Source material section start

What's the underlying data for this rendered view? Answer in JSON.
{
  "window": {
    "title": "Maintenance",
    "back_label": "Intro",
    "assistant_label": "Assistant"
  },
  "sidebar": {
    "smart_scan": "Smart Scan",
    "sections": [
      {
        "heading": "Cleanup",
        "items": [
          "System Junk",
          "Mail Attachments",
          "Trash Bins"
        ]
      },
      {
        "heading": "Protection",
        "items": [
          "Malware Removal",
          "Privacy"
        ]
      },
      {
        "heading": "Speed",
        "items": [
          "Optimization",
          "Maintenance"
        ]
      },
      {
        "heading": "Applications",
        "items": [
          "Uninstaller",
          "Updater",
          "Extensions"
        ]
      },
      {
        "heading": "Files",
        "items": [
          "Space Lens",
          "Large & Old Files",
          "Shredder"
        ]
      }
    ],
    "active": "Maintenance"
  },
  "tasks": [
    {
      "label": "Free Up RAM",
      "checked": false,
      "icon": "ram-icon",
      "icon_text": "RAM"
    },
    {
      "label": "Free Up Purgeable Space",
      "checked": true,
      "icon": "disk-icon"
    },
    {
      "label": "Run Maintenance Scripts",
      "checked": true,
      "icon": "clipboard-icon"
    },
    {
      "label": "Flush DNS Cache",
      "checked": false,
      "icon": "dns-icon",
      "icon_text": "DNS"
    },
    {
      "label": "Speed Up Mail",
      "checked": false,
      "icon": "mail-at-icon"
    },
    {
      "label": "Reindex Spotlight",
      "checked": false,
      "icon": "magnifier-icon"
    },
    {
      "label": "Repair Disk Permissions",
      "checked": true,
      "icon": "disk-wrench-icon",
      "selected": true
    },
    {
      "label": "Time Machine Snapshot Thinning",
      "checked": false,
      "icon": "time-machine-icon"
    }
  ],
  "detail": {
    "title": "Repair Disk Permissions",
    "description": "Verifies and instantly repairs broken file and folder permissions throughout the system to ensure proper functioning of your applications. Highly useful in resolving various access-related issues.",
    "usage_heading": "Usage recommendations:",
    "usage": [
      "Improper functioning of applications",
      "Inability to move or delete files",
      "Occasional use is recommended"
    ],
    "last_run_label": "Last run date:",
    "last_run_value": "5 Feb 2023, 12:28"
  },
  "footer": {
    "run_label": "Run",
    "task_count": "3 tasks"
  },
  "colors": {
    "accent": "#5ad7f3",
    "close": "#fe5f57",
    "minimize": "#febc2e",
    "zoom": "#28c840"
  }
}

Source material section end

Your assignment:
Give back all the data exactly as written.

Output for this exercise:
What's the underlying data for this rendered view? Answer in JSON.
{
  "window": {
    "title": "Maintenance",
    "back_label": "Intro",
    "assistant_label": "Assistant"
  },
  "sidebar": {
    "smart_scan": "Smart Scan",
    "sections": [
      {
        "heading": "Cleanup",
        "items": [
          "System Junk",
          "Mail Attachments",
          "Trash Bins"
        ]
      },
      {
        "heading": "Protection",
        "items": [
          "Malware Removal",
          "Privacy"
        ]
      },
      {
        "heading": "Speed",
        "items": [
          "Optimization",
          "Maintenance"
        ]
      },
      {
        "heading": "Applications",
        "items": [
          "Uninstaller",
          "Updater",
          "Extensions"
        ]
      },
      {
        "heading": "Files",
        "items": [
          "Space Lens",
          "Large & Old Files",
          "Shredder"
        ]
      }
    ],
    "active": "Maintenance"
  },
  "tasks": [
    {
      "label": "Free Up RAM",
      "checked": false,
      "icon": "ram-icon",
      "icon_text": "RAM"
    },
    {
      "label": "Free Up Purgeable Space",
      "checked": true,
      "icon": "disk-icon"
    },
    {
      "label": "Run Maintenance Scripts",
      "checked": true,
      "icon": "clipboard-icon"
    },
    {
      "label": "Flush DNS Cache",
      "checked": false,
      "icon": "dns-icon",
      "icon_text": "DNS"
    },
    {
      "label": "Speed Up Mail",
      "checked": false,
      "icon": "mail-at-icon"
    },
    {
      "label": "Reindex Spotlight",
      "checked": false,
      "icon": "magnifier-icon"
    },
    {
      "label": "Repair Disk Permissions",
      "checked": true,
      "icon": "disk-wrench-icon",
      "selected": true
    },
    {
      "label": "Time Machine Snapshot Thinning",
      "checked": false,
      "icon": "time-machine-icon"
    }
  ],
  "detail": {
    "title": "Repair Disk Permissions",
    "description": "Verifies and instantly repairs broken file and folder permissions throughout the system to ensure proper functioning of your applications. Highly useful in resolving various access-related issues.",
    "usage_heading": "Usage recommendations:",
    "usage": [
      "Improper functioning of applications",
      "Inability to move or delete files",
      "Occasional use is recommended"
    ],
    "last_run_label": "Last run date:",
    "last_run_value": "5 Feb 2023, 12:28"
  },
  "footer": {
    "run_label": "Run",
    "task_count": "3 tasks"
  },
  "colors": {
    "accent": "#5ad7f3",
    "close": "#fe5f57",
    "minimize": "#febc2e",
    "zoom": "#28c840"
  }
}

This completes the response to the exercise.